#18 Bo Melton (5’11”, 191 lbs.) Junior

Bo Melton arrived as the #3 prospect in New Jersey and had just four catches as a true freshman. He raised that number to 28 receptions a year ago, yet he was still considered a “bust” by some. If someone else can be considered the number one receiver allowing Melton to be used more selectively, Bo could still be an X-factor.

#21 Eddie Lewis (6’0”, 191 lbs.) Sophomore

After a post-graduate season, Eddie Lewis looked super quick, almost unguardable in the 2018 spring game and the fall was more of the same. His route running was better than expected and he was far and away the most successful Scarlet Knight at getting a step on his defender. If he avoids drops, he will probably be the team’s most effective receiver out of the gate.

#80 Monterio Hunt (6’1”, 195 lbs.) Junior

Hunt unfortunately was lost for the season with an ACL injury after arriving as a transfer possession receiver.

#84 Cole Murphy (6’1”, 199 lbs.) Redshirt Senior

Murphy isn’t likely to get any catches this year unless they come on gadget special teams plays. He’s a reliable holder who can run, pass, and catch the ball.

#85 Daevon Robinson (6’3”, 223 lbs.), Sophomore

Daevon is still getting the hype as the team’s lead receiver at this point after a strong spring. During his recruitment, scouts had him pegged anywhere from defensive end to wide receiver and everything in between. Rutgers needs him at wide receiver and once he came over from tight end full-time, he has been the leader of the pack.

Incoming Freshmen

#83 Isaiah Washington (6’3”, 198 lbs.),

Washington seemed like a steal coming out of Florida when he committed and that was before the Knights had King in the fold. The staff recognized they need taller receivers who can go up and get the ball which is what Washington brings to the table.

#88 Stanley King (6’4”, 190 lbs.)

Stanley is the closest thing to Kenny Britt that has arrived on campus since at least Andre Patton, possibly even Britt himself. King is tall, fast, and honed his aerial skills on the hardwood.

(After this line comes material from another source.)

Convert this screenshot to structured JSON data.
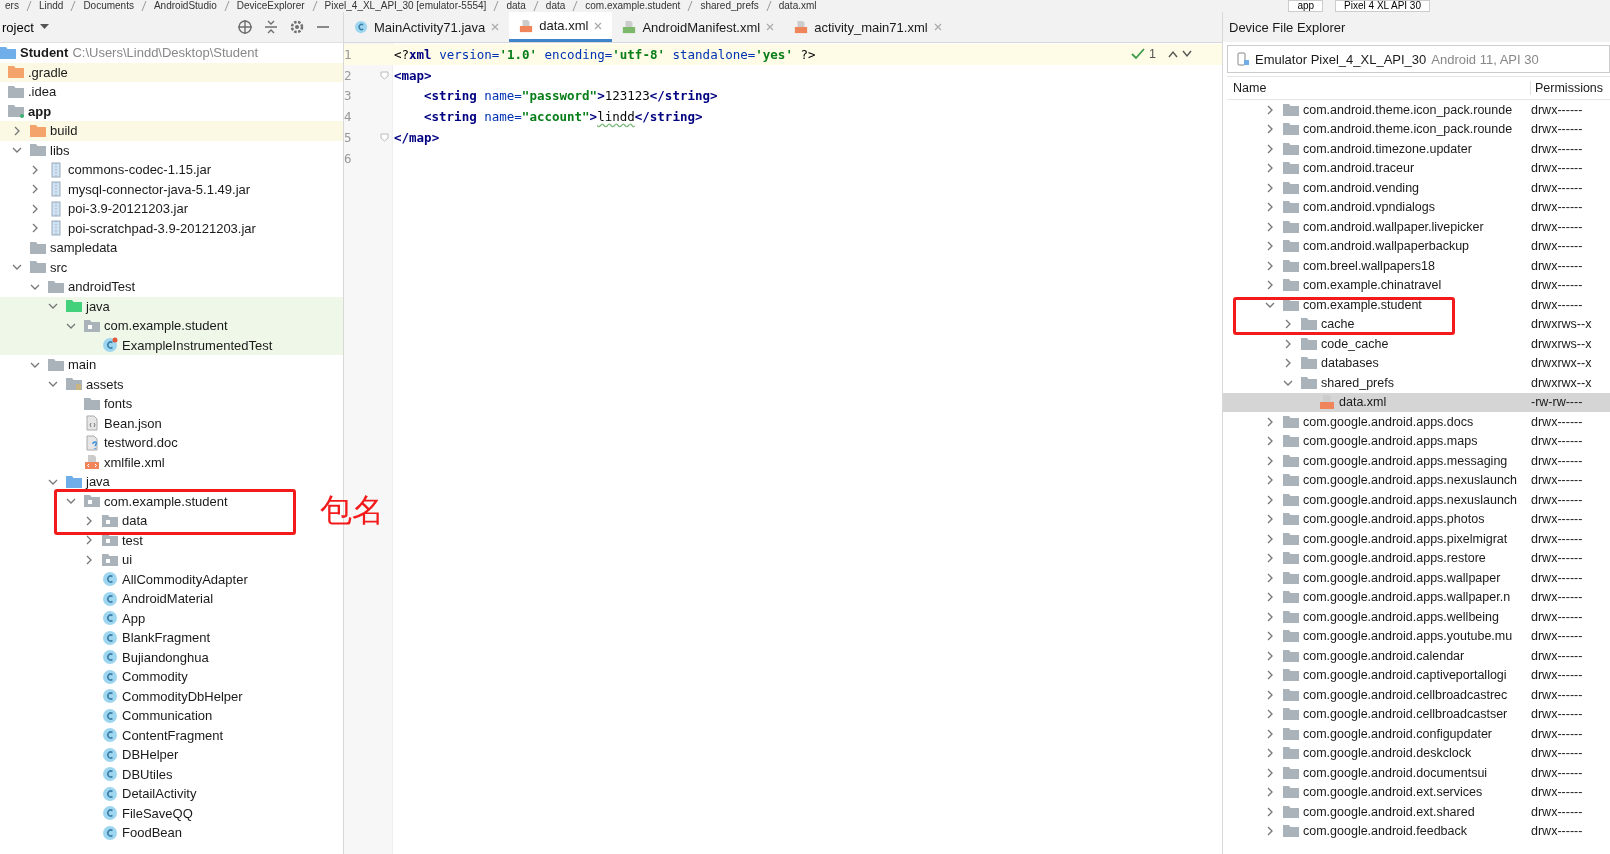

The best chance for this passing game to skip a step is if he can win one on one battles and free up other players.

Additional Walk-ons

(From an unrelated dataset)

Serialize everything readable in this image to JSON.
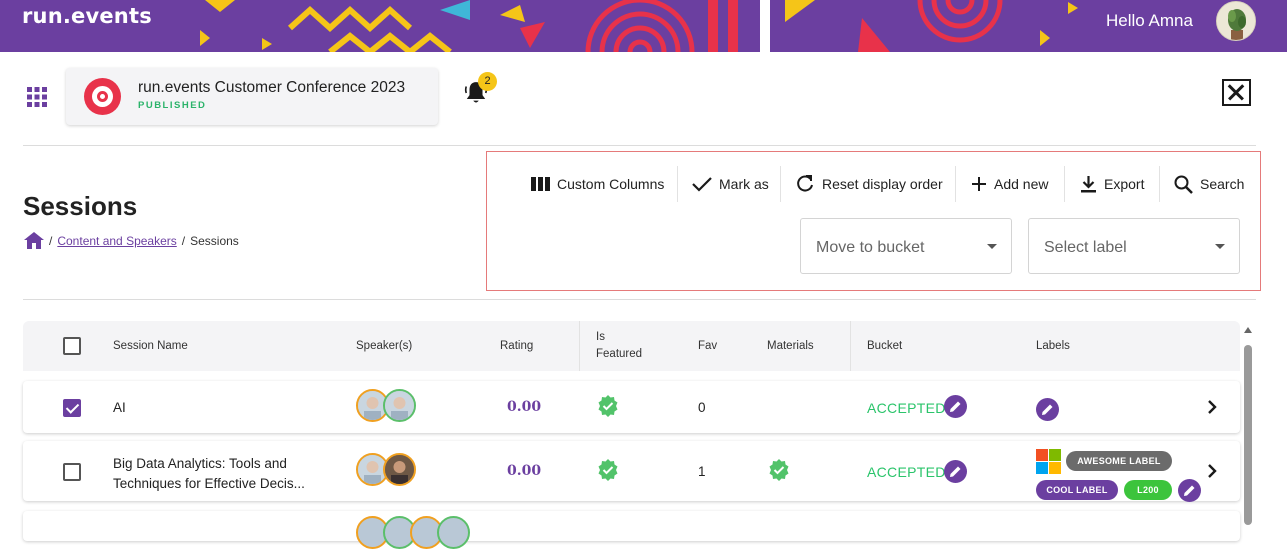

#13 Prince Taylor (5’10”, 193 lbs) RJr., #81 Rich McDonald (6’0”, 193 lbs) So., #82 Christian Dremel (5’10”, 178 lbs) Fr., #87 John Guaimano (6’1”, 198 lbs) Fr.,

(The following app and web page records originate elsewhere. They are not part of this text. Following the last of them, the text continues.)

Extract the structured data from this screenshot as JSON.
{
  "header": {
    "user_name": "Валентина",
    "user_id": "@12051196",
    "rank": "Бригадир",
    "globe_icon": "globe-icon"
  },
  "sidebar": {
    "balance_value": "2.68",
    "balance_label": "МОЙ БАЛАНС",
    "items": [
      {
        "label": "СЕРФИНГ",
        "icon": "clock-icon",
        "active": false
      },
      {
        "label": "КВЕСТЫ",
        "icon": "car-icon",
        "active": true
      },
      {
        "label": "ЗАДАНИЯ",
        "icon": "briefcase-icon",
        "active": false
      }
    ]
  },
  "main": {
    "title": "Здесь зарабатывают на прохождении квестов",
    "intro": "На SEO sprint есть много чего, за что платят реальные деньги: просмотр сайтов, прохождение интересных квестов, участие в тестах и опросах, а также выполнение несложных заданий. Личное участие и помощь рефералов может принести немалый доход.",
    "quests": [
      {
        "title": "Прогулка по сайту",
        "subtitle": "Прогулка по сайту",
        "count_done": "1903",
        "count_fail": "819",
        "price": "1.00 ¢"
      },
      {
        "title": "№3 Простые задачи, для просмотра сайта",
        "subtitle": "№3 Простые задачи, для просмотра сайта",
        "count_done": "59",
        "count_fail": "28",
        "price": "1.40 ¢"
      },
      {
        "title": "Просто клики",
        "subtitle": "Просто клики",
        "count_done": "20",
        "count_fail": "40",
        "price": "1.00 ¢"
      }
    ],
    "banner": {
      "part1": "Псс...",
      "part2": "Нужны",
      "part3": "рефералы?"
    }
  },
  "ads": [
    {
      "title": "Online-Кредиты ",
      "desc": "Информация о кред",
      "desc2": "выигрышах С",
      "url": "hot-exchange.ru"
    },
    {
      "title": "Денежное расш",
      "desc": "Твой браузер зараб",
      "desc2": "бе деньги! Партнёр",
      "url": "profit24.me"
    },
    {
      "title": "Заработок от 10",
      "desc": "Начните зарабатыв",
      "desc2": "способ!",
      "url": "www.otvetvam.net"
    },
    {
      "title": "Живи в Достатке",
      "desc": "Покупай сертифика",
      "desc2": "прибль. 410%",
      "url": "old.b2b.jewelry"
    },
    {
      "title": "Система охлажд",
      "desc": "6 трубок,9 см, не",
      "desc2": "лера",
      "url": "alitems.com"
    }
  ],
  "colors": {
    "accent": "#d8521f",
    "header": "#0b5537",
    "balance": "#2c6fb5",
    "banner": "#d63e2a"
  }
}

Long term outlook: Average, with a chance to swing heavily in either direction. The only senior on the roster is Murphy who is really just the team’s holder at this point. So on one hand, the team is going into 2020 with the core of the same crew who has underperformed the last two years. On the other hand, if the large in number 2017 recruiting class can become just average players, one or two other guys as difference makers will move this group into a legitimate Big Ten corps. Most likely those would be Stanley King and Daevon Robinson, but there are many guys who could make the leap.

So as we have seen with other position groups, there is enough depth at the receiver position to field a competent Power Five offense. The biggest question is the fusion of the quarterbacks, offensive line, and receivers who have all let one another down. No matter who is in charge in 2020, they will have experienced players to utilize, with hopefully at least one emerging star.

NOTE: If I had a chance to have an off the record conversation with transfer quarterback McLane Carter over a beer (yes, he’s 21), I’d really be curious to hear how these receivers compare to what he had at Texas Tech.

Previous positional reviews:

Special Teams

Running Backs

Tight Ends / Fullbacks

Linebackers

Defensive Line

Offensive Line

Defensive Backs